Work to complete:
Determine how many lines of the material hold the word "chevron", and answer with the number only.

Given entries:

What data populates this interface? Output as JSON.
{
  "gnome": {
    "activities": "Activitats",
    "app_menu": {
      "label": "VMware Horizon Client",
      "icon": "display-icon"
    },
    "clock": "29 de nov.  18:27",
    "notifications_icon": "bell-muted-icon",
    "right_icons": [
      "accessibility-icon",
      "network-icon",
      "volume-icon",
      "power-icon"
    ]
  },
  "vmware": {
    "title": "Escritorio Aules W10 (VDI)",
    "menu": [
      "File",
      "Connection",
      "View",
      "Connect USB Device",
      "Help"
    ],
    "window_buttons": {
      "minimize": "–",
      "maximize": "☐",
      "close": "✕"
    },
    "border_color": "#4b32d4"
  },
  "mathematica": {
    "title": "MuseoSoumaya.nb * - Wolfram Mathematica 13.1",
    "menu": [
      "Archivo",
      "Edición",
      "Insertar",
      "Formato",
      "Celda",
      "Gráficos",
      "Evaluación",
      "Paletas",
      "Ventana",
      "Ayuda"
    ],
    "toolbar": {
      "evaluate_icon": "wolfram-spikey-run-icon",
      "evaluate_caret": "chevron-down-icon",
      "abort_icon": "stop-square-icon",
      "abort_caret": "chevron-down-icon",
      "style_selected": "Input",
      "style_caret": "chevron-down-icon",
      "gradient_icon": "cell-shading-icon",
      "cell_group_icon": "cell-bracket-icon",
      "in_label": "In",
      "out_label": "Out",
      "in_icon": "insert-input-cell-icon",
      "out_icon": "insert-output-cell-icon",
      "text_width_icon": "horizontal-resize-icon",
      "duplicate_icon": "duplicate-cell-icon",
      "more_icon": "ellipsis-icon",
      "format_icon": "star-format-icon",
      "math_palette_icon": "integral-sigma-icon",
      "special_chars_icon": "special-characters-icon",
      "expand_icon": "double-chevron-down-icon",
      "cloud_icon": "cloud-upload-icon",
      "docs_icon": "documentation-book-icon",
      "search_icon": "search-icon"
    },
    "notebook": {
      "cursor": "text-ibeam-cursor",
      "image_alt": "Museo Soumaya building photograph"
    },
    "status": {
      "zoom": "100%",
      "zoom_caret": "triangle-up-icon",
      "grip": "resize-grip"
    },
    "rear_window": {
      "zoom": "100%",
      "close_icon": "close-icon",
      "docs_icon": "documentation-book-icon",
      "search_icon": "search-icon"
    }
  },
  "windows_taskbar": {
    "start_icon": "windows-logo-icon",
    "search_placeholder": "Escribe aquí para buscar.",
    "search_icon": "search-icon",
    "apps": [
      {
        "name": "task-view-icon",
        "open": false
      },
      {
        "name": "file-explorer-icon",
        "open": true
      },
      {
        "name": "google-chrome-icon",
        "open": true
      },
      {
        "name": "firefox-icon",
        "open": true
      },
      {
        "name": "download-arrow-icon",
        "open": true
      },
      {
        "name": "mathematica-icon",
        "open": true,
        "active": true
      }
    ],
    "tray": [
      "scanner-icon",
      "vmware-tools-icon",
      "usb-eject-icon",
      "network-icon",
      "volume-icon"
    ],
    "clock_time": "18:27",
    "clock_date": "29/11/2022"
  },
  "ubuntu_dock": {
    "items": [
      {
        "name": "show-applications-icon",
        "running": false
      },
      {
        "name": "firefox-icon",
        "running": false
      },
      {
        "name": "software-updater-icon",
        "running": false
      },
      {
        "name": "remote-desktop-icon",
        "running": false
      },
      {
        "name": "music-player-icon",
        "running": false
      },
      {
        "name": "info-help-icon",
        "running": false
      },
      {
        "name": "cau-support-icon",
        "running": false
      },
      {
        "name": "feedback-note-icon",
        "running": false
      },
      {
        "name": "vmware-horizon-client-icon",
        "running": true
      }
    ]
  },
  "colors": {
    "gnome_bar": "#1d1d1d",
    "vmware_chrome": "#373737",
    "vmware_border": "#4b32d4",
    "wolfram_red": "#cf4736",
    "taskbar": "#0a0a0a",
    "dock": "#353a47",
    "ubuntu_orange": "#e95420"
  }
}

Solution for this problem:
4